If you're still getting your tax return ready to file, you've got plenty of company. Millions of taxpayers around the country wait until the last minute to file. On April 18 alone (the last day to file in 48 states), the IRS expects the number of returns that come in to be more than 5 million.
At the end of 2015, Congress passed a law that eliminated the need for end-of-the-year brinkmanship over tax extenders. The Protecting Americans From Tax Hikes Act did not contain much that was new, but it did offer clarity and more certainty.
With no funding increase since 2000, the Internal Revenue Service has lost approximately a quarter of its enforcement officers. Fewer staff has tended to correlate with reductions in collections.
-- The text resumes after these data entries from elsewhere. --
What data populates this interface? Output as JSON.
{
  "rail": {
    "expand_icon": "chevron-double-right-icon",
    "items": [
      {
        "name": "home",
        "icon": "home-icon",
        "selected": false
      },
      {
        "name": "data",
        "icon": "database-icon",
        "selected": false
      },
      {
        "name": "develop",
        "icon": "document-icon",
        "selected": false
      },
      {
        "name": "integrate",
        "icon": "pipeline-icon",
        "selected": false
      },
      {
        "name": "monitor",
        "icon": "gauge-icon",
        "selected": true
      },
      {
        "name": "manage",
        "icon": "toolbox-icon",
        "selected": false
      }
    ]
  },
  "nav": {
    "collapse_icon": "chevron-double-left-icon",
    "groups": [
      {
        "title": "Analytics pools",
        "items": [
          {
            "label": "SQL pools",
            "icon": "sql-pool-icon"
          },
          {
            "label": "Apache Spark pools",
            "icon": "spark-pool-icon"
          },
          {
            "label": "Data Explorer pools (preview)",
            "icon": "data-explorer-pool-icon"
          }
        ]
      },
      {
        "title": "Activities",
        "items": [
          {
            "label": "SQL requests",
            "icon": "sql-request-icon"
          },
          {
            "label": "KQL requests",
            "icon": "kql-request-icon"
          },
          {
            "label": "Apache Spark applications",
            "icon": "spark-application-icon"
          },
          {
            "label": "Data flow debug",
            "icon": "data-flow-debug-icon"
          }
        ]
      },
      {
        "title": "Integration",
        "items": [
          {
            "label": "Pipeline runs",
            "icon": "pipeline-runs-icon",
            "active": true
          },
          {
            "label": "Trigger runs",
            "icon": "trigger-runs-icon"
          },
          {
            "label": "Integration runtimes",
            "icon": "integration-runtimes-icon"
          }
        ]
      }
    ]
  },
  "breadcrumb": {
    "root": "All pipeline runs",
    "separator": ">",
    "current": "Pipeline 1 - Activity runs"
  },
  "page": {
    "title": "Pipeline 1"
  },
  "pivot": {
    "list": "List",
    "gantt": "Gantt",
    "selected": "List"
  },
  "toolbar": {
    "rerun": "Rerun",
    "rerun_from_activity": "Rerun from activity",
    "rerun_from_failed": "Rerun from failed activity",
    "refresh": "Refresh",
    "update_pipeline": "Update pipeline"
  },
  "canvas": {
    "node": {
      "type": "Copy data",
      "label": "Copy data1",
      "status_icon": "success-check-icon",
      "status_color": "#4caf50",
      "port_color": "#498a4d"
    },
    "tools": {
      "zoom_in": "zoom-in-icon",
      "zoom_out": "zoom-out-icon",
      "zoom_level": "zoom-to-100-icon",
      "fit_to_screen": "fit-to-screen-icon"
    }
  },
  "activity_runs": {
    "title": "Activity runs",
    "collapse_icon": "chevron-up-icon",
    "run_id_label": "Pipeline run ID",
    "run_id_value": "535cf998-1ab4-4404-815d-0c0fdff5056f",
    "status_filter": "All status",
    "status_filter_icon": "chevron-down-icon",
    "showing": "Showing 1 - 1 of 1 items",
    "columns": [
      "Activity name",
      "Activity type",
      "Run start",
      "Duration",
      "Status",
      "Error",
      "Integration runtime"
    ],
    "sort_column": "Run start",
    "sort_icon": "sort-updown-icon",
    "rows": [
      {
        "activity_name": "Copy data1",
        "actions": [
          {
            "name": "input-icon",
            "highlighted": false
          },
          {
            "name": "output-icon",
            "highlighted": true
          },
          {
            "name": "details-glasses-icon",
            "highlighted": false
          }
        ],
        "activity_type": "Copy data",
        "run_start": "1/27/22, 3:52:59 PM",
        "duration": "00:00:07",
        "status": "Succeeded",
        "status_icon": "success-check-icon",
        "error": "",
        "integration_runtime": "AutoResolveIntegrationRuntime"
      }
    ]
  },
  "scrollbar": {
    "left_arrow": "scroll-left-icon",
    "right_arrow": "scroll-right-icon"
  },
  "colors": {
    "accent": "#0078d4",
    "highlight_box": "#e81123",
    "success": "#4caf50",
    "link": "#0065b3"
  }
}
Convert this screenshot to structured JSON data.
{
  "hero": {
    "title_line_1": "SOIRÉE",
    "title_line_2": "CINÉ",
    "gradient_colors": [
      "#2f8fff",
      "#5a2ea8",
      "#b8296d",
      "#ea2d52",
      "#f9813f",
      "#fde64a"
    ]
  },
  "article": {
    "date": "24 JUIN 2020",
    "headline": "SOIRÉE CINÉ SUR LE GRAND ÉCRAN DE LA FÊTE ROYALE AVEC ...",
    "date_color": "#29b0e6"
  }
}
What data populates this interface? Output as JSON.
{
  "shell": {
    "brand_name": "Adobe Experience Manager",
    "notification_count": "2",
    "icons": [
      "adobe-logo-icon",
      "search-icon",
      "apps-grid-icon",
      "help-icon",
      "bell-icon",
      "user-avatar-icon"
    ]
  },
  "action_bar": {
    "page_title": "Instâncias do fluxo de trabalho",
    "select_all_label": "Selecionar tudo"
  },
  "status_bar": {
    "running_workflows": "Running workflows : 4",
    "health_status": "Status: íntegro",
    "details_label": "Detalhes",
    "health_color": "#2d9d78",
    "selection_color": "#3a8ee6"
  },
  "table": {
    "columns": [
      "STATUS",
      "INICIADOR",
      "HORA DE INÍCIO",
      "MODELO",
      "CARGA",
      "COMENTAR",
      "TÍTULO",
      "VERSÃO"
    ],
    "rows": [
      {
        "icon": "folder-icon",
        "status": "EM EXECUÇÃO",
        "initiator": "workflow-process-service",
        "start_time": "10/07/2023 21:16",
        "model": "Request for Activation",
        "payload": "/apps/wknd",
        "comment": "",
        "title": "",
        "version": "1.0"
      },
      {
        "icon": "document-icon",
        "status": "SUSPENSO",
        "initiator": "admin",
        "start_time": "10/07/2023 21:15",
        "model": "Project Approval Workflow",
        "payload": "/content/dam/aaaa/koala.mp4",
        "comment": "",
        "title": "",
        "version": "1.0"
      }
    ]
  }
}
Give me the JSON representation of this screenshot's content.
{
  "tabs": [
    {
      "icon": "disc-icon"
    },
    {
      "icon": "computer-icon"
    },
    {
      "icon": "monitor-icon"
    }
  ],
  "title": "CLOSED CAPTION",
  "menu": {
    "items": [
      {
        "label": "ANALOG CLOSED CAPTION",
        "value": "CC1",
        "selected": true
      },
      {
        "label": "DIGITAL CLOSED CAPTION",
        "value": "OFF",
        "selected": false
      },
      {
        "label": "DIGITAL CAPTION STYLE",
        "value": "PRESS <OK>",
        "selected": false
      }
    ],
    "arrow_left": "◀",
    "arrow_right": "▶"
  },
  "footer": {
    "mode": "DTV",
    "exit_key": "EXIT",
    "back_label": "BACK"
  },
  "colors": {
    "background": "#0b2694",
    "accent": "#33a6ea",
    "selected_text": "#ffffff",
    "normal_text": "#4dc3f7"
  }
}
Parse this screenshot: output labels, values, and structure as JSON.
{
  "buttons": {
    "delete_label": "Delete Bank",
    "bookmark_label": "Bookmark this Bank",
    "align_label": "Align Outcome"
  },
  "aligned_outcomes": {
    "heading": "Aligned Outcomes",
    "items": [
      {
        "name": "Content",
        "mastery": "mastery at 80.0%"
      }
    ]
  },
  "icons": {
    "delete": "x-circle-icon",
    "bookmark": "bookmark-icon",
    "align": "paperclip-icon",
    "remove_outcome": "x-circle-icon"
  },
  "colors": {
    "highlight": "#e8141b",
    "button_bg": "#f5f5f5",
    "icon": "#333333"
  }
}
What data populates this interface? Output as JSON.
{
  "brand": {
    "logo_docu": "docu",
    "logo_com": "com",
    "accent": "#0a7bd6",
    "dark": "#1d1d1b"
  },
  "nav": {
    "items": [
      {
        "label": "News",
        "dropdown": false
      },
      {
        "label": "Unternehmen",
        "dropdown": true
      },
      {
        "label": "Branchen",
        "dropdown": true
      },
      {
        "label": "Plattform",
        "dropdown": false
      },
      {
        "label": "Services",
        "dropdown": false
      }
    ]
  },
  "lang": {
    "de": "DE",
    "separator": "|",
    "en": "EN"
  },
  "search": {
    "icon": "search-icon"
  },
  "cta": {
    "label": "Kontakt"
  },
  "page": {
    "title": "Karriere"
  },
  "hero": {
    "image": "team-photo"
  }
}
This was the case last year as collections dropped to $52.4 billion from $57 billion the prior year.
The Internal Revenue Service started accepting e-filed returns last Tuesday. Yet employers and businesses have until February 1, 2016 to send the tax forms required to complete a return.
This week the IRS announced the dates for the upcoming tax filing season. Federal tax returns for 2015 will be accepted beginning on January 19, 2016.
In the first part of this post, we noted that the IRS uses a computer program that tries to detect the underreporting of income. The Automated Underreporter Program (AUR) seeks to identify discrepancies between the income you have reported on your tax return and income reflected in reports from third parties such as banks and employers.
There are many worst case scenarios that one could imagine when it comes to taxes and the IRS. The federal agency could file a lien against you; you may owe the IRS a lot of money as a result of back taxes or crimes; or you could be audited by the IRS.
It's been awhile since we last discussed the rights that taxpayers have to challenge the IRS through appeals.
Let's pick up the thread of our discussion of civil forfeiture from last month. In recent years, the IRS and other government agencies have often been quick to seize assets for suspected violations of the Bank Secrecy Act or other laws - even in cases where no criminal charges are ever filed. We discussed this problem in our May 8 post.
A recent media story focusing upon instances where a divorced party might summarily receive a nasty surprise from the Internal Revenue Service owing to actions taken by an ex-spouse during marriage likely solicits instant empathy and understanding from most tax attorneys.